Pick out all lines of the entries that include the word "this" and copy them.
##### GIVEN ENTRIES
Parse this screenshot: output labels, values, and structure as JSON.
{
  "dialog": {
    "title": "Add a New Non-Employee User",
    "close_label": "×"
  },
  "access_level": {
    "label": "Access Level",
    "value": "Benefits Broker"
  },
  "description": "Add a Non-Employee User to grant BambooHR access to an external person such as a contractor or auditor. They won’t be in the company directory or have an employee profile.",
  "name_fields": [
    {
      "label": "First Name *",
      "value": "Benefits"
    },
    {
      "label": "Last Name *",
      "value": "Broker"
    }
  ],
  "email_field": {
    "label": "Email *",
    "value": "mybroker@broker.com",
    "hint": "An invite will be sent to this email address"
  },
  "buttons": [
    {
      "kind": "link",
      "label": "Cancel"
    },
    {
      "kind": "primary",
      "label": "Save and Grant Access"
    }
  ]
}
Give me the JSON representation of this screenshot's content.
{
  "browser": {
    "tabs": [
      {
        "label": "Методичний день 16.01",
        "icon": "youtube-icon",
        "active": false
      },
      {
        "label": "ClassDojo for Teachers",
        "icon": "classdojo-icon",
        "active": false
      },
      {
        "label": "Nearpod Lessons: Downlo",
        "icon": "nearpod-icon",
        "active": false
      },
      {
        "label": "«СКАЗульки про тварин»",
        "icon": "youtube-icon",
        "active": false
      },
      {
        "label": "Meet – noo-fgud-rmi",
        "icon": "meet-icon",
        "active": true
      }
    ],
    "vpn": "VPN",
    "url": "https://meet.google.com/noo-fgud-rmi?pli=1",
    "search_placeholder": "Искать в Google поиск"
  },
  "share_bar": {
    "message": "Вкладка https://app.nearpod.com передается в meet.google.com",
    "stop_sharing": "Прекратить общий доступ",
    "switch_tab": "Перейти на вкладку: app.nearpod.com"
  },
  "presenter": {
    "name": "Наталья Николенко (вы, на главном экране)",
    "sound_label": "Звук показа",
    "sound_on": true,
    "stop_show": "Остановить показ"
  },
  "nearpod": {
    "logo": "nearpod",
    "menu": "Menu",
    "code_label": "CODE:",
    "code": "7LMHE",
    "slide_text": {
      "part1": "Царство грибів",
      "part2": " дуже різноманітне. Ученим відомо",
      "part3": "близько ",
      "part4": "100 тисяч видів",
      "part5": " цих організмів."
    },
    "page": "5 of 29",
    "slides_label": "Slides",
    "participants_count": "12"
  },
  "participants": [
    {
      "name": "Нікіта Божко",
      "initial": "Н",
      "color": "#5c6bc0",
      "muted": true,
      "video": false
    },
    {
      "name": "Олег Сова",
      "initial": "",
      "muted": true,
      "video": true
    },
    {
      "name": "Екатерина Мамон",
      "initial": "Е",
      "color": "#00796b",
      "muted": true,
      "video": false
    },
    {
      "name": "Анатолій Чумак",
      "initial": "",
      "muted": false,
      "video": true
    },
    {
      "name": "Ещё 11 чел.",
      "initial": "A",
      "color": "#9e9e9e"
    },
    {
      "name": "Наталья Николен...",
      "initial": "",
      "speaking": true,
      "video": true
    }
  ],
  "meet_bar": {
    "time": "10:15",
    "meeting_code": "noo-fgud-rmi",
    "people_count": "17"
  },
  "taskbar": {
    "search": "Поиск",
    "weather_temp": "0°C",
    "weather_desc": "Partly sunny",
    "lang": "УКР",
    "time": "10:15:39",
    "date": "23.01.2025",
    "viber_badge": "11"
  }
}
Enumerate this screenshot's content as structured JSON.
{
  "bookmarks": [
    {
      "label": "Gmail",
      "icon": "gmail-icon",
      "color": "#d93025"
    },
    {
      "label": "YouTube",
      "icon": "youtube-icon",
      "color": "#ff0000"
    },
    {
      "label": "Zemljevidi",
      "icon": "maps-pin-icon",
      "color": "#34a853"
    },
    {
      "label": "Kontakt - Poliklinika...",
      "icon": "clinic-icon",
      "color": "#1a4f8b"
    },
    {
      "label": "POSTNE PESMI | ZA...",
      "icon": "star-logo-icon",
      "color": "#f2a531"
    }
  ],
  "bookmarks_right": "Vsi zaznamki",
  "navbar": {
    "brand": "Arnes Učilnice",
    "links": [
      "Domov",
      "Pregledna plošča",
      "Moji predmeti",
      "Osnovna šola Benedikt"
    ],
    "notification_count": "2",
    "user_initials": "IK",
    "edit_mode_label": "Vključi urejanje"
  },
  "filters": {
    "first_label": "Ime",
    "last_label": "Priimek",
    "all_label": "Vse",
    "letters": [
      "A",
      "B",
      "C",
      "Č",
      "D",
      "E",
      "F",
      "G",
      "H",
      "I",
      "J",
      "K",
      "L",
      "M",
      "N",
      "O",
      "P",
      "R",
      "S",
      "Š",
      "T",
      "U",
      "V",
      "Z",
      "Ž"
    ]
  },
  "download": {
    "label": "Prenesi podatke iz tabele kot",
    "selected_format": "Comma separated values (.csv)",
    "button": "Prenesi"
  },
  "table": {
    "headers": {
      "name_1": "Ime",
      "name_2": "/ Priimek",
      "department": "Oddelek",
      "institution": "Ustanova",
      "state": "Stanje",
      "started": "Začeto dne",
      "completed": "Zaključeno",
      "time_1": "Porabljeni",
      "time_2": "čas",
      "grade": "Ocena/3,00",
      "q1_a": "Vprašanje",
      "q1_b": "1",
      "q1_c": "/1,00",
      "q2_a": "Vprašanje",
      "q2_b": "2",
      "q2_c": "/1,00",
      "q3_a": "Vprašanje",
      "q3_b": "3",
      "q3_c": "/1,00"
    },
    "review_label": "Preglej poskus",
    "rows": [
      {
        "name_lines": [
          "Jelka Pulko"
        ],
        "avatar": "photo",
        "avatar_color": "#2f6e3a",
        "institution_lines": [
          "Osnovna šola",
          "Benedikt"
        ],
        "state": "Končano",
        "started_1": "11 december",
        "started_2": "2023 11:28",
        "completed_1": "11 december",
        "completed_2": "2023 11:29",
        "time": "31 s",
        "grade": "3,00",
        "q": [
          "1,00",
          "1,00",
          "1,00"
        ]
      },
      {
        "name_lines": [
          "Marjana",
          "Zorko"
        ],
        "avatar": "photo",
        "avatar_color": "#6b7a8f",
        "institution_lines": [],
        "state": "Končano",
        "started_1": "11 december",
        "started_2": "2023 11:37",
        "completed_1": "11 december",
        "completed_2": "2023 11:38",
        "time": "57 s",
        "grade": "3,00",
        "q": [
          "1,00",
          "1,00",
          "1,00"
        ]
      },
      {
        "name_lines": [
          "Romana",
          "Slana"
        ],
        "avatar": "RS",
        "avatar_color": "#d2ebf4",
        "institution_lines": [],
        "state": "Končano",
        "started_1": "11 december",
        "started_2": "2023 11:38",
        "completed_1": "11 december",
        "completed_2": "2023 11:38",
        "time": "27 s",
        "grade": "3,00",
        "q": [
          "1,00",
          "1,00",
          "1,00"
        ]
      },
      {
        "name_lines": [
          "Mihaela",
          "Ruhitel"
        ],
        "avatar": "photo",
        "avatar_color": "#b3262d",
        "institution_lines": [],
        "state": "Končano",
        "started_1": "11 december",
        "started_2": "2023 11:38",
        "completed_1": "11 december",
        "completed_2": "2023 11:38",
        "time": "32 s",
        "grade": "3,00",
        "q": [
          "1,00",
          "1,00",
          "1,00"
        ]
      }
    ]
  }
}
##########
* RESPONSE TO THE EXERCISE:
Parse this screenshot: output labels, values, and structure as JSON.
    "hint": "An invite will be sent to this email address"
Give me the JSON representation of this screenshot's content.
Enumerate this screenshot's content as structured JSON.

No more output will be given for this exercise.